EXERCISE INSTRUCTIONS:
One number is the whole answer: how many lines of the records include "icon".

EXTRACTED RECORDS:
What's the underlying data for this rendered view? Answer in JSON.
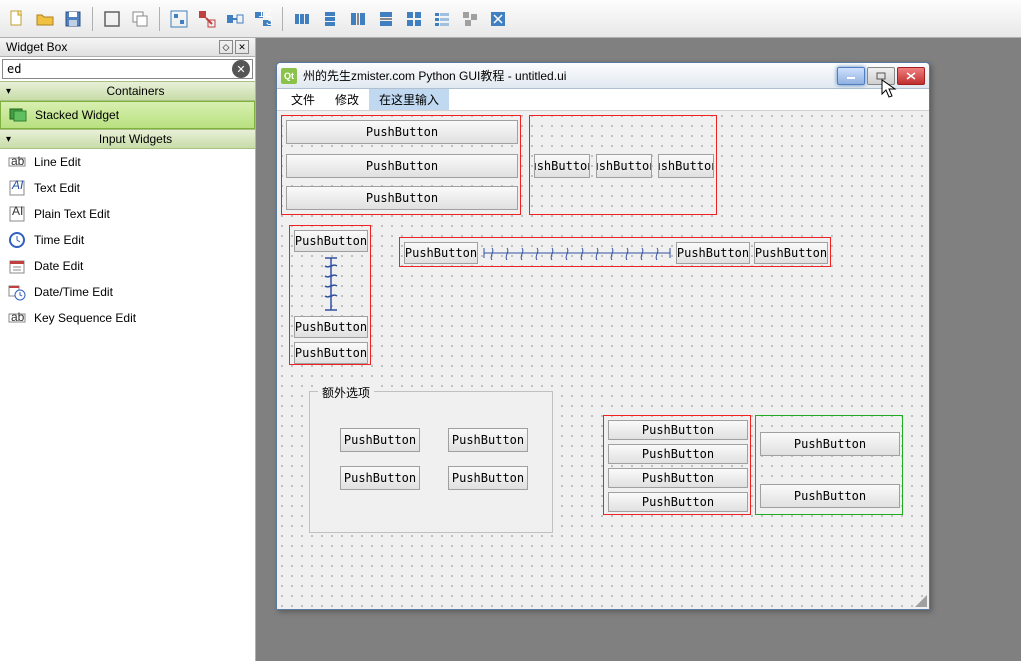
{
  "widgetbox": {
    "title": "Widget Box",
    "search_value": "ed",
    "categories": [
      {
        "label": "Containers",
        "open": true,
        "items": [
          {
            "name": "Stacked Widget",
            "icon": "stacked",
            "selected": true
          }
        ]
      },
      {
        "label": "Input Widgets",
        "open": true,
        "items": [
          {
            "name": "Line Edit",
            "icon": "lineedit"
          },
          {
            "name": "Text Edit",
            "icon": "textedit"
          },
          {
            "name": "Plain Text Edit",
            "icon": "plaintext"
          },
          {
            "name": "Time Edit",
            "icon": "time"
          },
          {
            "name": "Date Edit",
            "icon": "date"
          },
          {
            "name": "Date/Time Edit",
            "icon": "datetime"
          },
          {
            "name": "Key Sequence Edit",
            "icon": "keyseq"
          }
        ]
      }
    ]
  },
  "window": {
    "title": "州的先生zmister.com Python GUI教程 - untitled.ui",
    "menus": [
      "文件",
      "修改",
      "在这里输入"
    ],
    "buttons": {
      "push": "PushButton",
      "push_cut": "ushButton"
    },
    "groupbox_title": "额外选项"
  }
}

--

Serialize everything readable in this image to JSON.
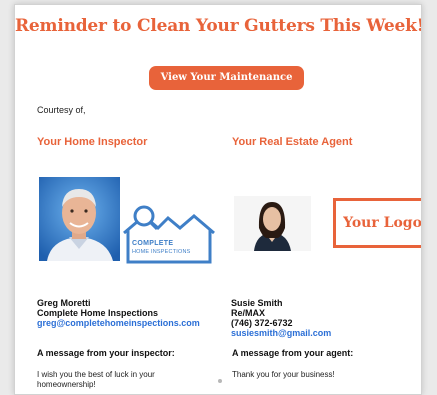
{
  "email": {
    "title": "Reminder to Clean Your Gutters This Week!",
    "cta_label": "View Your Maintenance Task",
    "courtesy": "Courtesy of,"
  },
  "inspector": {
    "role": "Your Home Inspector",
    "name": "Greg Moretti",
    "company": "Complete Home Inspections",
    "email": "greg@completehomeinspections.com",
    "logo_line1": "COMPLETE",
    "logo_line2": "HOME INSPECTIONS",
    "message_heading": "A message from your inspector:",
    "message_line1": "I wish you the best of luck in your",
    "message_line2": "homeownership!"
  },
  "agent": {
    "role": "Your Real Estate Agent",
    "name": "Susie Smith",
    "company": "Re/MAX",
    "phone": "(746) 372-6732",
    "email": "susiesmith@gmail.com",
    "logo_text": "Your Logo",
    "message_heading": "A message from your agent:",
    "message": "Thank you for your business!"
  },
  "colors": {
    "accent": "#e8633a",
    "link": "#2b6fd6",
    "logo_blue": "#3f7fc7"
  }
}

SOLUTION FOR THIS TASK:
8